Jack Dwyer (Owen Wilson) has just uprooted his wife Annie (Lake Bell) and two daughters (Sterling Jerins and Claire Geare) to Southeast Asia (the exact country is never mentioned, because that would just add salt to the wound) for a mid-manager level job for Cardiff, a water company. Jack naively thinks he’s there to help the country, but all the events that follow prove otherwise. After being stranded without a welcome caravan at the airport, Jack and Annie meet Hammond (Pierce Brosnan), a tourist who’s frequented the unnamed country “for the women.” Finding the family in a pickle, Hammond and his friend, who goes by the name Kenny Rogers (Sahajak Boonthanakit), opt to drive them to their hotel.
Quite literally overnight, everything goes to hell after violent protesters take over the streets, assassinate the prime minister, and turn into lethal hunters in search of the three Americans (including Jack and any other foreigner they can get their hands on) who were sent in to help run the water company.
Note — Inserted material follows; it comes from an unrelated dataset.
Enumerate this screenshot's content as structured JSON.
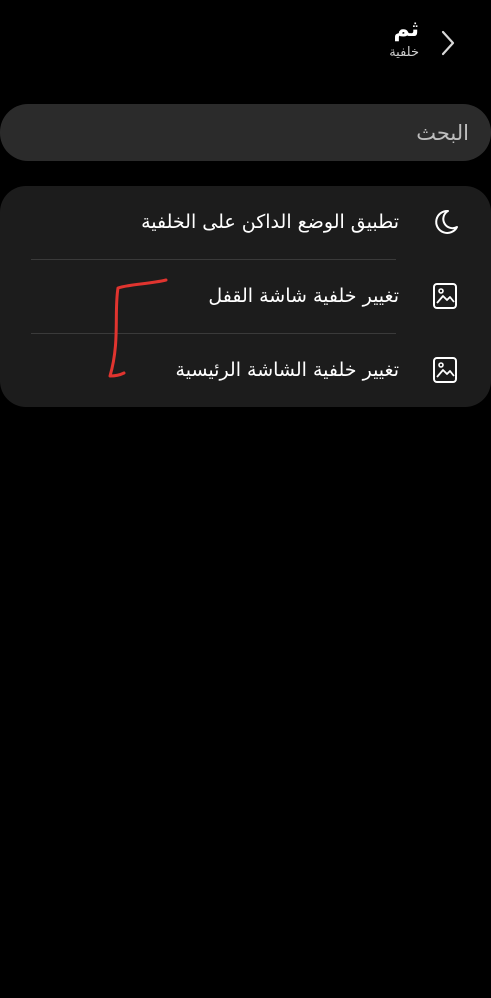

There is a legitimate reason the country has suddenly turned into a war zone and its people rabid and hungry for blood, but revealing anything more would ruin the point of the movie (a point that doesn’t get enough attention and is more of a passing afterthought). Scared and understanding the severity of the situation, if not necessarily the reasoning behind it, the Dwyer family must struggle to stay alive until they can find a way out of the suddenly claustrophobic-seeming country.
Other than being somewhat racist, No Escape is solely focused on Owen Wilson and his movie family. It’s a chase movie in its purest form, a movie that could have been a political thriller if allowed to have opened up its points of view a bit more. Centered solely on this Caucasian family with the Southeast Asians looking like the bad guys doesn’t make the movie very appeasing since it’s all too one-sided, with 99% of the non-white cast being creepy, trigger-happy psychos. This entire aspect is contrived and although the reason behind the mass destruction and killings is explained much later in the film, pointing a finger at perhaps the true culprits who led these people down their road of violence, it’s entirely too late and doesn’t make them look any less guilty and makes the lead characters look all the more victimized.
Brushing my frustration with the political premise off for a second, No Escape does have a few things to offer and doesn’t slide too far down the hole of terrible filmmaking. Director John Erick Dowdle (As Above, So Below) knows when to use the shaky cam method to increase the suspense and doesn’t overdo it. There’s good family chemistry between Owen Wilson, Lake Bell, and the child actors, and the action and thriller aspect can be a bit draining at times because this is the entire movie, but it still keeps you watching at least. Pierce Brosnan’s character is far too convenient sometimes, showing up when he’s most needed, but his role in the whole ordeal makes this pill easier to swallow. Regardless of some of the thrills and suspense, No Escape is a bit too bleak and not in the least willing to compromise on a different point of view. Perhaps Dowdle and his brother Drew didn’t want to make the story too convoluted and complicated, but one can’t help but think that this politically-charged thriller has a gaping missing piece.
Release Date: August 26, 2015 | Director: John Erick Dowdle | Screenwriters: John Erick Dowdle, Drew Dowdle | Cast: Owen Wilson, Lake Bell, Pierce Brosnan | Genre: Action, Thriller | MPAA Rating: R for strong violence including a sexual assault and for language